I have been cordially invited by 2Modern to do a weekly guest blog which I’m extremely excited about. As I was reviewing the posts in this blog trying to find what my niche might be, I was blown away by the the depth and diversity of the blog. I find Design Crack similar in nature to this blog. That is, I let the topics be as diverse as whatever strikes me that day. For 2Modern, I’ve decided to focus purely on a very small subset: designs from recently graduated designers from English and Dutch design schools. The work that’s happening in places like the Design Academy Eindhoven or Central St. Martins is phenomenal. The teachers in these colleges tend to teach students to solve simple problems with humor and wit. They create objects that people never realized they needed until it was created rather than re-skinning an old idea, as you will soon see.
So, on to the first post!: The Claim(p) by Maya Goldblum. Maya is a recent graduate of the Central Saint Martin’s College of Art and Design. The device is essentially a cup holder with an adjustable clamp integrated into the cup holder. The concept for the Claim(p) is to combine “claim” and “clamp” mashing the two concepts up into one idea: Claim(p). Thus, the name. What Ms. Goldblum is alluding to is that this clamp with a cup holder can claim public space for whatever function you needed by simply wrapping the device around a light pole and claiming that public space as your impromptu coffee spot for the time being. For instance, one could set up a few of these claim(p)s at a sidewalk light pole and have an instant bar for socializing.
In the future, I cold see Ms. Goldblum expanding her idea further to include a small table for writing or eating that could claim a piece of public space for the people that like to further their public street experience.

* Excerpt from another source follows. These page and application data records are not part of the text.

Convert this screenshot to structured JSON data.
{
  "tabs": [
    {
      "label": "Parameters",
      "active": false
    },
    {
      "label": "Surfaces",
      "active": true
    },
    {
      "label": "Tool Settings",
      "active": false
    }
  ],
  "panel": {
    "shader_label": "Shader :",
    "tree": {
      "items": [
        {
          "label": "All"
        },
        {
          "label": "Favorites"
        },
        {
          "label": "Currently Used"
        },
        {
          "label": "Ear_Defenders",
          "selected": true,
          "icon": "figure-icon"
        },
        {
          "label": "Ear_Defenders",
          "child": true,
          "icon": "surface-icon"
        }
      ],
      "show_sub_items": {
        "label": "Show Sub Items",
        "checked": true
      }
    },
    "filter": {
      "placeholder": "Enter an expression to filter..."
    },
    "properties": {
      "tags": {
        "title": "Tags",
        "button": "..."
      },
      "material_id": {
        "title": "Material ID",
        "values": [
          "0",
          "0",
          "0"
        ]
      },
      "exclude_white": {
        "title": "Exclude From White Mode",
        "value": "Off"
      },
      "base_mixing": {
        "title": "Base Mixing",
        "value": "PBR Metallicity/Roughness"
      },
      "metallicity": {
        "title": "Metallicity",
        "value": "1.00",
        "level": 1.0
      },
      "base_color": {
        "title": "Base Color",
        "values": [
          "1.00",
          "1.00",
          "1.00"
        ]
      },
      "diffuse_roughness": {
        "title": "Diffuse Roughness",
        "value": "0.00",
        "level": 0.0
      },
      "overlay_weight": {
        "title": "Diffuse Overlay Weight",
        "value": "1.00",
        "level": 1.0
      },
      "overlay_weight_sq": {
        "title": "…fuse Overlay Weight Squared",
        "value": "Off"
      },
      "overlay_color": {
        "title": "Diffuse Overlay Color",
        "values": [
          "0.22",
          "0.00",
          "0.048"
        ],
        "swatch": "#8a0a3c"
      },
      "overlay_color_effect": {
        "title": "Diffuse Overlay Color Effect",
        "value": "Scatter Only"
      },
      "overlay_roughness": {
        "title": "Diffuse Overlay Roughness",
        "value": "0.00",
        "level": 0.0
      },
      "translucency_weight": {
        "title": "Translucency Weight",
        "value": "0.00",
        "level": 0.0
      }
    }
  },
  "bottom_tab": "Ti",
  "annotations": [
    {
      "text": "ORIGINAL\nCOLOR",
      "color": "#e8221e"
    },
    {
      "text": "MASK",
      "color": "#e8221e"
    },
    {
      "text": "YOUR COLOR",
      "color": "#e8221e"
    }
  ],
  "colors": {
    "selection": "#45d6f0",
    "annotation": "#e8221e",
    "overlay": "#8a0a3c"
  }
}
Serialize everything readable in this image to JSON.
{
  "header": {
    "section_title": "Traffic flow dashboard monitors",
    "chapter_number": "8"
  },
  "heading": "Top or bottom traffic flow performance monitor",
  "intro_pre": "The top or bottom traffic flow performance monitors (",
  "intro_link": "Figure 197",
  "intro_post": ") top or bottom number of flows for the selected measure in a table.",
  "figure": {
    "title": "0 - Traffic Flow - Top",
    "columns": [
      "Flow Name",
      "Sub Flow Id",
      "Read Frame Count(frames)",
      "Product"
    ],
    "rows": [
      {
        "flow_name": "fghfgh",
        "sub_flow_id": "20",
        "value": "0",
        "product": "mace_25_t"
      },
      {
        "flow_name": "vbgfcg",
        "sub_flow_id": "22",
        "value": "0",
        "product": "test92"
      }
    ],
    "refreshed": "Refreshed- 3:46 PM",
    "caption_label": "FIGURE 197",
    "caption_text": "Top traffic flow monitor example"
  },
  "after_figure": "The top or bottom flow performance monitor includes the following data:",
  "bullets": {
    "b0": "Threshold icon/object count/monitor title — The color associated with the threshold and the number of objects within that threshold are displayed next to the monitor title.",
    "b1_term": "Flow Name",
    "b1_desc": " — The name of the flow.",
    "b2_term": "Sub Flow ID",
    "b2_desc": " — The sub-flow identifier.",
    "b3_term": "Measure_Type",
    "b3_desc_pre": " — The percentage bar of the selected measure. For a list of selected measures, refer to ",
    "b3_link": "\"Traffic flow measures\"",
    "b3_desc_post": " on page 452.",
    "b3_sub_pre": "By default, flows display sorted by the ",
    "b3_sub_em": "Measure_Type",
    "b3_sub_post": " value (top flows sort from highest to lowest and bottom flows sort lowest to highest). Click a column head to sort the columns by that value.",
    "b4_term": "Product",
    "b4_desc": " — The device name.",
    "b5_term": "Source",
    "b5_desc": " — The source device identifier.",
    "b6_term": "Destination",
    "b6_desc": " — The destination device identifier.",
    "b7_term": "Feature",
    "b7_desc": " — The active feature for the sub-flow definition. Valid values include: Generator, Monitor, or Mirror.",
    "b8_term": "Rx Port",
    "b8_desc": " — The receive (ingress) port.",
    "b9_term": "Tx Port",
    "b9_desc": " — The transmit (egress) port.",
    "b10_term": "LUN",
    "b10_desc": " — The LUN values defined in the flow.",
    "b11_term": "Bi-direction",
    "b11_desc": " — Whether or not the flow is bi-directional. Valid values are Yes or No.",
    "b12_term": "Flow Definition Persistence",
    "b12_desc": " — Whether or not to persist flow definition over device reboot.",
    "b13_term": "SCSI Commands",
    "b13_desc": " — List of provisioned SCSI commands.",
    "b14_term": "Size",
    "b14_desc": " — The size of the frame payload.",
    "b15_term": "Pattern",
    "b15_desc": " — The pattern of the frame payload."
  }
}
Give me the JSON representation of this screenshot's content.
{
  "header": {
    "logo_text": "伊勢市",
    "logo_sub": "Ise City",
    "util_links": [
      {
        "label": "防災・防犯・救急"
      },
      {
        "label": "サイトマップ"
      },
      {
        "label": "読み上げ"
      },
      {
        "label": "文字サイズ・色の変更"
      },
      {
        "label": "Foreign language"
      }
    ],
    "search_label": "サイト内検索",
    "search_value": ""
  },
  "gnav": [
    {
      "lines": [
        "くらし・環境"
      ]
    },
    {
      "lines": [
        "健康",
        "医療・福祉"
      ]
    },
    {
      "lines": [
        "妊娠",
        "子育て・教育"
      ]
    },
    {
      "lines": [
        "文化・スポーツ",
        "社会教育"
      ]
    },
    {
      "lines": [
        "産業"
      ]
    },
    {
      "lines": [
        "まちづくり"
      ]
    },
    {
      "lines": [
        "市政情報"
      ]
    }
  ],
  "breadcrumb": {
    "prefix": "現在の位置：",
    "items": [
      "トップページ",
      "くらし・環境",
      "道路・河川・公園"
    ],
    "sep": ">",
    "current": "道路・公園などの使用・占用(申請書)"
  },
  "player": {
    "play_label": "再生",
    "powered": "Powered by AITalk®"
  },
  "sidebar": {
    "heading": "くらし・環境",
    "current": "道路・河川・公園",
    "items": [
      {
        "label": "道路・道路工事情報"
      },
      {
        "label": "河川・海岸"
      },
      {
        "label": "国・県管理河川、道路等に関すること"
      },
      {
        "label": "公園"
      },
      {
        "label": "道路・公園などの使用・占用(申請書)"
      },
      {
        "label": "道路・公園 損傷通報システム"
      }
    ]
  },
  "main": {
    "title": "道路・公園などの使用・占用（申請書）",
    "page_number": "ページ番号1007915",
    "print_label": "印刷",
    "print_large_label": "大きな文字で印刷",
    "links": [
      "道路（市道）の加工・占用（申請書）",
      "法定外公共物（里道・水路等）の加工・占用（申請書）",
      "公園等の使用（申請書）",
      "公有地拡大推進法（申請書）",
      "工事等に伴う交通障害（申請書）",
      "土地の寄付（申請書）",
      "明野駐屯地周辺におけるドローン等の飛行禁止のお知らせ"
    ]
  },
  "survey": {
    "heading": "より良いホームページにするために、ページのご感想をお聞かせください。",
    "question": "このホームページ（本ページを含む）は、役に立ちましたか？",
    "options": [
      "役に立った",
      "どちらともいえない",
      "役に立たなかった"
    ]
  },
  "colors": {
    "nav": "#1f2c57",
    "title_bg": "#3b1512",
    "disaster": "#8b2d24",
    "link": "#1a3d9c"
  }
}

I’m drawn to the idea of the claim(p) because it seems so efficient in its ability to make something out of nearly nothing. Imagine if dozens of these devices are set up on sign posts outside of a popular cafe. It would extend the social space and business area of the cafe by quite a lot while being an advertisement for the business. However, I don’t see this concept working too well in suburbia where you might just get cars passing you where the driver is thinking, ” Why is that guy standing next to a pole drinking coffee?”